City of Asheville arborist Mark Foster examines a Bradford pear tree that lost a limb last year outside the Haywood Park Hotel.
Like many of the trees in downtown Asheville, the sycamores were planted some 20 years ago and, alongside others in the Downtown Business District, will be replaced in the coming weeks.
Foster is aware of the exposure that removing trees earns in Asheville, and as an arborist, is sympathetic to the desire for healthy, attractive trees in the city.
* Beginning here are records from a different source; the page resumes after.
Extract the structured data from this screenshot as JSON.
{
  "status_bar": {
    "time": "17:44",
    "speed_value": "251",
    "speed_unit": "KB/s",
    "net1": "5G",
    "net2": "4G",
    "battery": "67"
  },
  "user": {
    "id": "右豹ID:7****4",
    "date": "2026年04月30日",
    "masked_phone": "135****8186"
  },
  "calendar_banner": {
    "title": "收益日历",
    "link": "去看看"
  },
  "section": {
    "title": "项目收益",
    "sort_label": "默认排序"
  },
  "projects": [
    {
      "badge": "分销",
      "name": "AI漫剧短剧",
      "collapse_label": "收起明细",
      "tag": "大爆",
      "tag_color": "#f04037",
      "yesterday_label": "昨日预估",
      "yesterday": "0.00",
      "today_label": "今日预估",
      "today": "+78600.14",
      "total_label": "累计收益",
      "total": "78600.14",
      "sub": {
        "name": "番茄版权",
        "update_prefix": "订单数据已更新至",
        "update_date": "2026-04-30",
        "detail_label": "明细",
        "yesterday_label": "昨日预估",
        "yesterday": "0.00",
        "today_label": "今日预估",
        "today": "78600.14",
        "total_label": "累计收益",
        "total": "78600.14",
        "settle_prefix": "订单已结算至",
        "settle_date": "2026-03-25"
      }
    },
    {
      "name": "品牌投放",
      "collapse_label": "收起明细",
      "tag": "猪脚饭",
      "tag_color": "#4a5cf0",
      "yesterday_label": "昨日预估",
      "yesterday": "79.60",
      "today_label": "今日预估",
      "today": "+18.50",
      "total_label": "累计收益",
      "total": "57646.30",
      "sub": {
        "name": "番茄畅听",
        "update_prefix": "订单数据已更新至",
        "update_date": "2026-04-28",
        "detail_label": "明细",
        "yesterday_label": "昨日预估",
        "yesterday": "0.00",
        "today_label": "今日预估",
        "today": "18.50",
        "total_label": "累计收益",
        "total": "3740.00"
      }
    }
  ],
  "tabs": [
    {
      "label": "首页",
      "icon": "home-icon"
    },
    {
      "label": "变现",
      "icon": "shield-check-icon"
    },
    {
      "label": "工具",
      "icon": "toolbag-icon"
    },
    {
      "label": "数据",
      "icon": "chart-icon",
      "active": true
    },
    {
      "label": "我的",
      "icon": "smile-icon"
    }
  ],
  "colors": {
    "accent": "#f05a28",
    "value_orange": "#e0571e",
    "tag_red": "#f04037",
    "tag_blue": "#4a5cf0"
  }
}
That’s why these sycamores, along with the others being removed, will be replaced with young, stronger and easier to maintain specimens like fruitless sweet gum and Cleveland select pear trees.
Deterioration of sycamores on Battery Park Avenue.
Probably the highest-profile of the projects will be the replacement of large Bradford pear trees in front of the Haywood Park Hotel. Older Bradford pear trees, Foster says, are highly susceptible to broken limbs during storms, and heavier limbs become a hazard if they extend over sidewalks and traffic. And, he says, the trees grow wide canopies that tend to impact buildings like the Haywood Park Hotel, the owners of which agree with Foster’s assessment. “People planted Bradford pears because they are attractive when they bloom and they are urban tolerant.” Foster says. “It wasn’t until they began falling apart 15 or 20 years later that people realized it wasn’t such a good idea.”
The introduction of Cleveland select pears and fruitless sweet gum on the site, which have a more upright branch form, will offer the ability to maintain the new canopy and keep it off of surrounding buildings, Foster says.
New plantings will include Cleveland select pear trees like this one that are more easily maintained and better suited to an urban environment.
Already, crews can be seen removing red and sugar maples on College Street behind the Biltmore building. In those cases, the trees are upending and buckling the sidewalk to the point where the pedestrian walkway needs to be replaced. Unfortunately, Foster says, the trees were not planted low enough relative to the walkway to avoid cracking it, making it necessary to repair the sidewalk to make it safe and meet Americans with Disabilities Act standards. “It was getting so distorted that it was becoming a concern,” Foster says.
The new trees, a mix of red maple and American holly, will be planted lower and with a root barrier in place to prevent their encroachment and degradation of the sidewalks. Trees on Patton Avenue at the BB&T building will also be replaced to make necessary sidewalk repairs.
Maple trees on College Street have begun to buckle the sidewalk there, requiring replacement of the tree and the walkway.
And, he says, the younger trees will allow an opportunity for developmental pruning that was not done in the case of many downtown trees. This kind of pruning helps develop good form and branch structure and reduces the amount of maintenance they need later in life.
Click here to see more about Asheville’s street trees.